You've probably all figured that the reason you haven't heard from me in a while is that we just finished having our semi-annual Tutor/Mentor Leadership and Networking Conference at Northwestern Law School, which was last Thursday May 29th and Friday May 30th. The Conference was very successful, I met so many incredible people who are so passionate about helping at-risk youth. People came from all across America (I for sure met people from New York, Virginia, Florida, Texas, Nebraska, Iowa, Wisconsin, Indiana, Missouri, and California, in addition to people from programs all across Illinois) and from all kinds of programs.

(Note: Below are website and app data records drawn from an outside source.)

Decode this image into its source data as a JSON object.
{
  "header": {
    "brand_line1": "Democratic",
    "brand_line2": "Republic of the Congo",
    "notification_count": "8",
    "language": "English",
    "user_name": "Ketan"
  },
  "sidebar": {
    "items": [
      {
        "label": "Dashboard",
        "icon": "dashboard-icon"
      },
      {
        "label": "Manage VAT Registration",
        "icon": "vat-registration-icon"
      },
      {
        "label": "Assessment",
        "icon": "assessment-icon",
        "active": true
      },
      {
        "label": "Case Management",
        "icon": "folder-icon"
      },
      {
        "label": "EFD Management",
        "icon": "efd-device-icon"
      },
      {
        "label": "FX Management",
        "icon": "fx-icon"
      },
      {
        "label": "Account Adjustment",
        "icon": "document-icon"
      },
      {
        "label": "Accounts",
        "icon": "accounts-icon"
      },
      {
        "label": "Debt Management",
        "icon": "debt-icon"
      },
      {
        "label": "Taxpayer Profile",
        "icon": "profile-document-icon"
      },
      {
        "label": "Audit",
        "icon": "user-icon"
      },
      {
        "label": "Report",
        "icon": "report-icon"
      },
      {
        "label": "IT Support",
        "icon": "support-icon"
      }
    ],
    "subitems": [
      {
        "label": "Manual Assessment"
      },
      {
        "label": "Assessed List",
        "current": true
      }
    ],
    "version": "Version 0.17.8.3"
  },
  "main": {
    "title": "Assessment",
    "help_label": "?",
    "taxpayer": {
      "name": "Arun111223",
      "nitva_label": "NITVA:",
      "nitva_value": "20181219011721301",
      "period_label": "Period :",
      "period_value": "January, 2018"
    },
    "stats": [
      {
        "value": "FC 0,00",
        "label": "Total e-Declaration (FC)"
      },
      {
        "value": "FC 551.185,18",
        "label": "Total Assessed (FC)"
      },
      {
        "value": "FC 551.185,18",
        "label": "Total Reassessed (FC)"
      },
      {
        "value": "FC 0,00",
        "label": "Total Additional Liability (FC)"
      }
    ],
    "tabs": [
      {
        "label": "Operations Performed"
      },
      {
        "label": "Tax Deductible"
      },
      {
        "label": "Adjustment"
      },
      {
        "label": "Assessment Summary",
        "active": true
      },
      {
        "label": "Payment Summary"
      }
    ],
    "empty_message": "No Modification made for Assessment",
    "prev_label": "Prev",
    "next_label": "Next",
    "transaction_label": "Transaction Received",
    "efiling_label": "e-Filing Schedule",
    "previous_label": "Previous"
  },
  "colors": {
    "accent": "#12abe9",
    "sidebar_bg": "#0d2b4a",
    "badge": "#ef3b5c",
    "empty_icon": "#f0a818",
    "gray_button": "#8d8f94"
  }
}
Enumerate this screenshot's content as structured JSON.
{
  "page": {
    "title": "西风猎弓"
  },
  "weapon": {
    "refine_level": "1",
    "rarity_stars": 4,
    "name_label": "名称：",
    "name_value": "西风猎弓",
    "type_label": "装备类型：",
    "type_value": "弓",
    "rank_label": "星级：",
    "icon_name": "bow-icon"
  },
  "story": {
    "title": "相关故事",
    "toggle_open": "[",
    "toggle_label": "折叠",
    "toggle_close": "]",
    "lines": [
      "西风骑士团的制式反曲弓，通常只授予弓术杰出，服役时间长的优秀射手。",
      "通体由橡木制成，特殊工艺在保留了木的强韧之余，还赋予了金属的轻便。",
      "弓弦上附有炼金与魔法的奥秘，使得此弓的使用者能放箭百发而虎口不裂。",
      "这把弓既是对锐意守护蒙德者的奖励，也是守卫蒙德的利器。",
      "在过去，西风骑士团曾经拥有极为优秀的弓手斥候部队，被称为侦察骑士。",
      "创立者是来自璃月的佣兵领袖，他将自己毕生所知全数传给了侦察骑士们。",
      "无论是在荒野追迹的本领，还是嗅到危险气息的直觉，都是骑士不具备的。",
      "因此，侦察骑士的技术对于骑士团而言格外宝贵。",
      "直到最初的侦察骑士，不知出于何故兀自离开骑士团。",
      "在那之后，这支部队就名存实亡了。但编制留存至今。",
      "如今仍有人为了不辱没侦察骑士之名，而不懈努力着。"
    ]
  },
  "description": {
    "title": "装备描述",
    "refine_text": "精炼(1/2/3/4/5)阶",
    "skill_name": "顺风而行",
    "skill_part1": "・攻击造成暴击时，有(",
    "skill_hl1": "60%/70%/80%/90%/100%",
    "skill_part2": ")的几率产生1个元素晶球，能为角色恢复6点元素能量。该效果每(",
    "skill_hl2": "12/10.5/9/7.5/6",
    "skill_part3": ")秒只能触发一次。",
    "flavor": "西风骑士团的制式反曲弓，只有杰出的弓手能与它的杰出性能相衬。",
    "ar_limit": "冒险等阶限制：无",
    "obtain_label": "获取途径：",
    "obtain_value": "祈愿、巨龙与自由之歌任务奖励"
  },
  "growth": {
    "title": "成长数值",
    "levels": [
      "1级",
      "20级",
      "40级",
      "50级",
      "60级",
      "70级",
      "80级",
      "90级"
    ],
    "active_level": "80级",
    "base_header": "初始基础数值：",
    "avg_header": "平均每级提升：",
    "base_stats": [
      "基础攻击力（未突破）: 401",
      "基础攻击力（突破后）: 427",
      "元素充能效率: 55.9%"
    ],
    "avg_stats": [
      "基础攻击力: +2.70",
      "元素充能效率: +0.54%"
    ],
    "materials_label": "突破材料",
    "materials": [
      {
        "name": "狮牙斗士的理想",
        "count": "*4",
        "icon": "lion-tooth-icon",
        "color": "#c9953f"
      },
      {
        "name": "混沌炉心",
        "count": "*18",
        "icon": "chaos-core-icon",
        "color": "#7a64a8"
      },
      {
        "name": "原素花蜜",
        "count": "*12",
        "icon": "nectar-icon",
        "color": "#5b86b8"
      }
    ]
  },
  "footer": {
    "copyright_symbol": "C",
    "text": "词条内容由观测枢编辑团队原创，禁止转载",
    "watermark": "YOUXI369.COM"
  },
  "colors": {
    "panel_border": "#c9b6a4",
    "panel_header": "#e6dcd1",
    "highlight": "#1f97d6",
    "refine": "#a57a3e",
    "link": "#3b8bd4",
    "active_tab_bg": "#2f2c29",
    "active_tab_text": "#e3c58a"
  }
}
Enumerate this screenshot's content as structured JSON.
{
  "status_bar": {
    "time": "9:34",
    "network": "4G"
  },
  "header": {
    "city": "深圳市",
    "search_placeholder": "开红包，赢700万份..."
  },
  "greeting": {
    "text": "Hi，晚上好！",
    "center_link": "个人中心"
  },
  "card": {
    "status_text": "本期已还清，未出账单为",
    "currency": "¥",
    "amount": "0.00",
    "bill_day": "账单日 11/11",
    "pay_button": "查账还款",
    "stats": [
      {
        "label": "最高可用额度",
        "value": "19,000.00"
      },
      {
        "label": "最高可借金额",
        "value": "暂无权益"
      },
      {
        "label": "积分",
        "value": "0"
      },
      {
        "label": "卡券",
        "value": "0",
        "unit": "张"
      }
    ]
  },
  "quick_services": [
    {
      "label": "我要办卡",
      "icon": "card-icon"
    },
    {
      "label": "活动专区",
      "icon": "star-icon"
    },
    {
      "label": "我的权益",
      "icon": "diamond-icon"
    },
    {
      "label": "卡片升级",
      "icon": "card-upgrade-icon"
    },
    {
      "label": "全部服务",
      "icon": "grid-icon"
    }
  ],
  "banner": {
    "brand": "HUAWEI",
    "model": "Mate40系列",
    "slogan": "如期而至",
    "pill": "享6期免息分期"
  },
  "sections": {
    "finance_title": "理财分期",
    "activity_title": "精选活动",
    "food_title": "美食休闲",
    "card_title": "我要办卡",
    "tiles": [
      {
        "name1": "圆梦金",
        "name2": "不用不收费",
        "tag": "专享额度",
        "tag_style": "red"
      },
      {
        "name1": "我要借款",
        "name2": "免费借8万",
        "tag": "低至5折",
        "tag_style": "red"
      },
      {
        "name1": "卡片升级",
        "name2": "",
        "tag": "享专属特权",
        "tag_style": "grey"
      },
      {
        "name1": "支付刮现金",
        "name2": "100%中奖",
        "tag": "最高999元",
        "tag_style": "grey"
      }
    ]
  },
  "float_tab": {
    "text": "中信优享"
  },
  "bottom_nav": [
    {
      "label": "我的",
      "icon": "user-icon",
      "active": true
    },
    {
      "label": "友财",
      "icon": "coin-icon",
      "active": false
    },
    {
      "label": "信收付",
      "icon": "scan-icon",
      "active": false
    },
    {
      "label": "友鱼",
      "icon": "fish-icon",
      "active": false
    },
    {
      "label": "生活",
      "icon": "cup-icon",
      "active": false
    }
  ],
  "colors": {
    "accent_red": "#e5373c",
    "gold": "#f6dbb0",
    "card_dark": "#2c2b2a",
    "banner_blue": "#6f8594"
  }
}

In addition to helping organize the conference, I moderated two discussion panels on Thursday and Friday morning. Thursday morning's panel was on Program Strategies and Challenges, and I was so fortunate to have Rev. Regi Ratliff from Eternal Light Community Services in Maywood, IL, Rebecca Estrada from Erie Neighborhood House, Kathy Anderson from Wicker Park Learning Services and Bobby Capulong from Horizons-for-Youth were all so kind in participating and sharing their experiences and insights in running tutoring and mentoring programs.

On Friday, I moderated a discussion on Volunteer Recruitment and Retention Strategies along with Katherine Moone from East Village Youth Program and Judy Rosen from Village of Mt. Prospect Mentoring. We also had a wonderful and insightful discussion about attracting and keeping volunteers. I'm especially excited about that panel because I felt it truly kicked off my campaign to reignite our annual Volunteer Recruitment Campaign this summer. I feel like the people who would attend a panel discussion on volunteer recruitment and retention would be the same people who would help out with our Volunteer Recruitment Campaign and I hope to have a meeting at the beginning of July about what we can do in August and September to recruit as many volunteers as possible to be tutors and mentors in programs across the city.

If there was anything that I would like to change about this year's conference, it would've been that I wish that there were more people who came. Attendance was a little on the low side - around 60 each day. Next time I'm going to try and see who has attended the conference in years past and contact those people first. We're also going to try and work our media connections more so that more people who aren't even in the tutoring and mentoring community would be enticed to come to our conference.

In the long run though, I felt that our conference was extremely successful and I had more people come up to me and tell me how well-organized the conference was and how valuable the workshop topics were. I want to thank Northwestern Law School for hosting us and especially Toni Curtis, Cecelia and Joe for all their help and support leading up to, and during the conference. Also, thank you to El Da'Sheon Nix, Toni Pullen, Karen Royster James, Cassina Sanders, and Keith Smith for helping with everything so that the conference ran as smoothly as possible. Thanks to SJ and Sarah our awesome interns from Korea who put together the conference packets faster than I've ever seen before and who were the best conference photographers ever. Finally Dan Bassill for making this conference happen in the first place.